  3. SmartPill is a newer diagnostic tool. This ingestible capsule measures pH, temperature, and pressure as it travels through the digestive tract.

Treatment Options for Gastroparesis

Managing gastroparesis often requires a combination of dietary changes, medications, and sometimes surgical interventions.

  1. Dietary changes are crucial. Eating smaller, more frequent meals and avoiding high-fat and high-fiber foods can help manage symptoms.

  2. Medications can aid digestion. Drugs like metoclopramide and erythromycin can stimulate stomach muscle contractions.

  3. Botox injections may help. Injecting botulinum toxin into the pylorus can relax the stomach muscles and improve emptying.

  4. Surgical options exist. Procedures like gastric electrical stimulation or pyloroplasty can be considered for severe cases.

Living with Gastroparesis

Living with gastroparesis can be challenging, but understanding the condition and making lifestyle adjustments can improve quality of life.

  1. Hydration is essential. Drinking plenty of fluids helps prevent dehydration, a common issue with gastroparesis.

  2. Nutritional supplements may be needed. Liquid nutritional supplements can provide essential nutrients when solid foods are hard to digest.

  3. Stress management is important. Stress can exacerbate symptoms, so relaxation techniques like yoga or meditation can be beneficial.

  4. Support groups offer help. Connecting with others who have gastroparesis can provide emotional support and practical advice.

Research and Future Directions

Ongoing research aims to better understand gastroparesis and develop more effective treatments.

  1. Stem cell therapy shows promise. Researchers are exploring the potential of stem cells to repair damaged nerves in the stomach.

  2. New medications are in development. Scientists are working on drugs that target the underlying causes of gastroparesis rather than just the symptoms.

Key Takeaways on Gastroparesis

Gastroparesis, a condition where the stomach can't empty properly, affects many lives. Knowing gastroparesis symptoms like nausea, vomiting, and feeling full quickly can help in early diagnosis. Treatments range from dietary changes to medications and sometimes surgery. Gastroparesis causes include diabetes, surgeries, and certain medications. It's crucial to work closely with healthcare providers to manage this condition effectively.

Understanding the impact of gastroparesis on daily life can foster empathy and support for those affected. Awareness and education are key in helping patients navigate their journey. By staying informed, we can better support friends, family, or even ourselves if faced with this condition.

Remember, knowledge is power.

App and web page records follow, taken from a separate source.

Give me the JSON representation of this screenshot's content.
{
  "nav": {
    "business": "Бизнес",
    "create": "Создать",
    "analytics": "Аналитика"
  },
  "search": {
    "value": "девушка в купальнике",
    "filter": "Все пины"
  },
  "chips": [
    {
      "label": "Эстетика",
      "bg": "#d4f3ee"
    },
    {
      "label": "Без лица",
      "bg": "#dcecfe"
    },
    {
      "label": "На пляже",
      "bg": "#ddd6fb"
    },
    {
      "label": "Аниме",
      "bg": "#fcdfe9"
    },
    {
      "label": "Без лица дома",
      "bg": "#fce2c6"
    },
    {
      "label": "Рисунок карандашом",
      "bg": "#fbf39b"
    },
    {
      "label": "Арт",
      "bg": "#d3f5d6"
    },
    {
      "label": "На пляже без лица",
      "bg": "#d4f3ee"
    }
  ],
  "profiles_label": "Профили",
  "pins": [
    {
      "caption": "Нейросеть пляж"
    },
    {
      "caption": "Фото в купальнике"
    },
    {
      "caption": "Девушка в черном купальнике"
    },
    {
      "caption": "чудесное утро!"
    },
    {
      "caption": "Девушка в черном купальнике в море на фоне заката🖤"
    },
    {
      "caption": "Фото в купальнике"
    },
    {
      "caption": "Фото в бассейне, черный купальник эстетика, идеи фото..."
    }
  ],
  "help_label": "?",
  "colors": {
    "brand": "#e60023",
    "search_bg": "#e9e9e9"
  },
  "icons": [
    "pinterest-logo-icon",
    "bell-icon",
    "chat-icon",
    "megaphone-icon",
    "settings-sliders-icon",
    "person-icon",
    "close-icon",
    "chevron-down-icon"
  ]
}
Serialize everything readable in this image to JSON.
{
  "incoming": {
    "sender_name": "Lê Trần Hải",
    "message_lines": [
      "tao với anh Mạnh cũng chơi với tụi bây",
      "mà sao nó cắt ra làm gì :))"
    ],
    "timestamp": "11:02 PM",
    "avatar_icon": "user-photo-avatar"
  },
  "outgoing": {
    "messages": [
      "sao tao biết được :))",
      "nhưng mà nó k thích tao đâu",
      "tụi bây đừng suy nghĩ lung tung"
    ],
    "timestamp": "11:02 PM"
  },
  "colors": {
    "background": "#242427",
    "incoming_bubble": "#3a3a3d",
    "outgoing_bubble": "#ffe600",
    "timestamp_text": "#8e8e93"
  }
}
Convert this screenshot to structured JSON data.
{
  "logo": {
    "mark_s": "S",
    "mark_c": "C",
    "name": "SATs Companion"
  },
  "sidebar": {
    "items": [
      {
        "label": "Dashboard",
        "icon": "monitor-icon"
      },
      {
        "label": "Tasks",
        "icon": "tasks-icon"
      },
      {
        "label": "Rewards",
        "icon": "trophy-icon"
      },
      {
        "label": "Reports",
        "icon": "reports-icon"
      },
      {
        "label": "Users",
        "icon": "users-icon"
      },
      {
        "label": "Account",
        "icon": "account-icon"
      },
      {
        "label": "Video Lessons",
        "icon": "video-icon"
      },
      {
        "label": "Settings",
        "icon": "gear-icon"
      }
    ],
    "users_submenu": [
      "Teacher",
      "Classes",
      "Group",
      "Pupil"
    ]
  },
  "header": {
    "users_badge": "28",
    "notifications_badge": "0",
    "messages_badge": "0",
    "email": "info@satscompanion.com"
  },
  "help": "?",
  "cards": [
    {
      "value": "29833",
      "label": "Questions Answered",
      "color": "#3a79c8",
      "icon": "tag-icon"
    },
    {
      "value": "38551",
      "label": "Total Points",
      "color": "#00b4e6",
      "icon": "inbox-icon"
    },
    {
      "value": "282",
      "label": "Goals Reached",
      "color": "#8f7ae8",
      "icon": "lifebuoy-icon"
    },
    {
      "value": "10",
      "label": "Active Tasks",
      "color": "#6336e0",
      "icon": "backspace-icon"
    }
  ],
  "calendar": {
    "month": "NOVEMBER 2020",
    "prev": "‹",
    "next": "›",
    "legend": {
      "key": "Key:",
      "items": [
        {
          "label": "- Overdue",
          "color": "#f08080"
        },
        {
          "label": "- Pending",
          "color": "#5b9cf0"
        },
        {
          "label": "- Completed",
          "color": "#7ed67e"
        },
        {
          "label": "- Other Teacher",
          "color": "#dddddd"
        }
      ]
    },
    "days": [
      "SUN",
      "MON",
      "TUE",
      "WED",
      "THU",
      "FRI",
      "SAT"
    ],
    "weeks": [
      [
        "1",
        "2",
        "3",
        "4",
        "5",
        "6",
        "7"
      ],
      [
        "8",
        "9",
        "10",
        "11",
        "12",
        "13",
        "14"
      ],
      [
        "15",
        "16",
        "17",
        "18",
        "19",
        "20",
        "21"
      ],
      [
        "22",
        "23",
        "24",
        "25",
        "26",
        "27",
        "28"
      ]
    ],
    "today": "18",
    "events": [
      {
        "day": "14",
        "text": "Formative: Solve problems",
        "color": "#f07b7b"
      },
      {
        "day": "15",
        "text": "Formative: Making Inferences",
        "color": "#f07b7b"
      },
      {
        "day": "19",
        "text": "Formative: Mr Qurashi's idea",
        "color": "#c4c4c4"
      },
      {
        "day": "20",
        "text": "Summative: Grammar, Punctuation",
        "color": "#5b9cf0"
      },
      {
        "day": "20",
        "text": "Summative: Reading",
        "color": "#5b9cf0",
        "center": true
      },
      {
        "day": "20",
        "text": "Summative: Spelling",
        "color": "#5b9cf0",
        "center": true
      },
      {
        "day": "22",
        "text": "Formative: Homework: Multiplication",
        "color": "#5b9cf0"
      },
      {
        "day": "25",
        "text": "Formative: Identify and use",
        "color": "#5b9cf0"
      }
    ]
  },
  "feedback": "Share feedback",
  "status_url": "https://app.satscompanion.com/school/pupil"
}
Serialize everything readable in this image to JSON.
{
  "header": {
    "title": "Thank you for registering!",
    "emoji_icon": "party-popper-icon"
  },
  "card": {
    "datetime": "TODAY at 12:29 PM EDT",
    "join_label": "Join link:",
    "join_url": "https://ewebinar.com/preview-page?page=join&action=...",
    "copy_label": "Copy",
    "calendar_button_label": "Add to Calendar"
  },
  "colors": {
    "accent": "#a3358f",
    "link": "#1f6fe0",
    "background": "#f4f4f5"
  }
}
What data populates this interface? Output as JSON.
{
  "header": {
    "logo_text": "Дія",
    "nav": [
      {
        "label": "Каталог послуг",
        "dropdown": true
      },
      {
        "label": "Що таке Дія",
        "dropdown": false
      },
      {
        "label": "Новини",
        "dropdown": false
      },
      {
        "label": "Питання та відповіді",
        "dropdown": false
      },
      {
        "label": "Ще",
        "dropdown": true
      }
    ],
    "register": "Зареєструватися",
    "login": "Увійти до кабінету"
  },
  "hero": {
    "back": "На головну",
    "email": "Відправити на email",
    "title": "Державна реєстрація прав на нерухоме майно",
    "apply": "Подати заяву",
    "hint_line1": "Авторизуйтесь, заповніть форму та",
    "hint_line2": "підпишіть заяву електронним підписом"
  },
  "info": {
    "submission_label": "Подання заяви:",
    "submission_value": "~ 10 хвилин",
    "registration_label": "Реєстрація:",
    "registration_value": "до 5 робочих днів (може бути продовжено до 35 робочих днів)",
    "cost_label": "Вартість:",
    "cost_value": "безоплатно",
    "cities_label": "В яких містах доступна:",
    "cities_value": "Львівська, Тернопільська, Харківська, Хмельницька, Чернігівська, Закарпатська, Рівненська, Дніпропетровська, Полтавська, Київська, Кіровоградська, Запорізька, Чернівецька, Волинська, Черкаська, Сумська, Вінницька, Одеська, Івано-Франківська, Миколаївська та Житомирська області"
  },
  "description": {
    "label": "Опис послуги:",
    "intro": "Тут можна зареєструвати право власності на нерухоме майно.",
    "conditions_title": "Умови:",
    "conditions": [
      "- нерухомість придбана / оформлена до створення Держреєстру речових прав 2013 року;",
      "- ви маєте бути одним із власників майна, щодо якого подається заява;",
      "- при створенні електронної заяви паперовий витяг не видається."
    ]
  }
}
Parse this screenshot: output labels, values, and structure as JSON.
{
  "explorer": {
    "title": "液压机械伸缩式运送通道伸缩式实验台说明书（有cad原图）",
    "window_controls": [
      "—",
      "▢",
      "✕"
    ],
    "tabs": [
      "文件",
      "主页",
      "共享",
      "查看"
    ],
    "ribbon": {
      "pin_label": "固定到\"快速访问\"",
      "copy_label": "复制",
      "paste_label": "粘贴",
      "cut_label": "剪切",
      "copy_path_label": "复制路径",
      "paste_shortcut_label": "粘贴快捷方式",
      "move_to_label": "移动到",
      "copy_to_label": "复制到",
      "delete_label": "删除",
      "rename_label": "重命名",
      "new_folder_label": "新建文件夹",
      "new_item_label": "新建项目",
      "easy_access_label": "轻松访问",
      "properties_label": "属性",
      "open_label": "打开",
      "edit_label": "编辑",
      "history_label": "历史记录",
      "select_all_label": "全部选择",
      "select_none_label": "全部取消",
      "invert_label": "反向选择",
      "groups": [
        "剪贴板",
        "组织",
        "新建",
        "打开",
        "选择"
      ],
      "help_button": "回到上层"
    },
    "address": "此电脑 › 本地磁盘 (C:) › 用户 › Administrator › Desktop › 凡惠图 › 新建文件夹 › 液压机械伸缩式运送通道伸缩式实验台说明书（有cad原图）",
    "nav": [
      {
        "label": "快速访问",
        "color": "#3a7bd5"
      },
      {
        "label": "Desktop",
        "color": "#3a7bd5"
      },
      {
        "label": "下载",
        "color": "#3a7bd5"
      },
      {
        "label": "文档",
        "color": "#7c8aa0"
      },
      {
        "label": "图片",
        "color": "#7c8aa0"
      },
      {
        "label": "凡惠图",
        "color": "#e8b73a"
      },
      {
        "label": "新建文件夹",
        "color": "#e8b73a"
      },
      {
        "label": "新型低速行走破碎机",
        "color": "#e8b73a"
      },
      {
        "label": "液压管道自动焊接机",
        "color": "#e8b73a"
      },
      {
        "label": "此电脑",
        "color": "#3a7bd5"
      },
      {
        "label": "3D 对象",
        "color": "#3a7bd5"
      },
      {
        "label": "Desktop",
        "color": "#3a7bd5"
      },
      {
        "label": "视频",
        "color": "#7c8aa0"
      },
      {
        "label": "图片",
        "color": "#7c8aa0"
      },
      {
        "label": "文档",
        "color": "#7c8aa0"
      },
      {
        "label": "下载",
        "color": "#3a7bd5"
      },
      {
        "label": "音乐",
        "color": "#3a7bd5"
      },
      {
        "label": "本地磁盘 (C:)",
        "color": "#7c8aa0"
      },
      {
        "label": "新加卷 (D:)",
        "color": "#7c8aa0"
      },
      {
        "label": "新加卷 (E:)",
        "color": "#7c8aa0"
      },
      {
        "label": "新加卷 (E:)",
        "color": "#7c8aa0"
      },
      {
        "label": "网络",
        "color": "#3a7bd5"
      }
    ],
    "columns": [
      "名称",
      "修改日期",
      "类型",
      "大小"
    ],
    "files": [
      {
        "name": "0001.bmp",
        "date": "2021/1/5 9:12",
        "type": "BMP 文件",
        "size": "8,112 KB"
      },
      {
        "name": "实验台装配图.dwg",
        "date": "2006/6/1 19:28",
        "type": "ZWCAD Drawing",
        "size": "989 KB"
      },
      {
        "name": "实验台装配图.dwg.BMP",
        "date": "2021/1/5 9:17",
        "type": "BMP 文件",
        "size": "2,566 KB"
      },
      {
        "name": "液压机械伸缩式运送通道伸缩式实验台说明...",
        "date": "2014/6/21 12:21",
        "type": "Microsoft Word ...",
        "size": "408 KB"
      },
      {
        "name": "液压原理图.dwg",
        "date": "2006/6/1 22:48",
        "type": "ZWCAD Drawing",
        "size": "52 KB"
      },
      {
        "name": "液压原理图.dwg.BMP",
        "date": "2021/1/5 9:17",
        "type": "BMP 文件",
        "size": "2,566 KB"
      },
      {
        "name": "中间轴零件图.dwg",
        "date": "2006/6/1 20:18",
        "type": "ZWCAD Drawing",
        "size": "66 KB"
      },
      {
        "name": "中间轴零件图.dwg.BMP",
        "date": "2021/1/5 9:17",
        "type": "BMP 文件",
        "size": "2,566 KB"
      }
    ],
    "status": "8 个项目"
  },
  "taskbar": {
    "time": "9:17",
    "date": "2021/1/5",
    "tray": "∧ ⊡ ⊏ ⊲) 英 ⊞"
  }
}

The more we learn about gastroparesis, the better equipped we are to handle its challenges. Stay curious, stay informed, and always seek professional advice when needed.

Was this page helpful?

Our commitment to delivering trustworthy and engaging content is at the heart of what we do. Each fact on our site is contributed by real users like you, bringing a wealth of diverse insights and information. To ensure the highest standards of accuracy and reliability, our dedicated editors meticulously review each submission. This process guarantees that the facts we share are not only fascinating but also credible. Trust in our commitment to quality and authenticity as you explore and learn with us.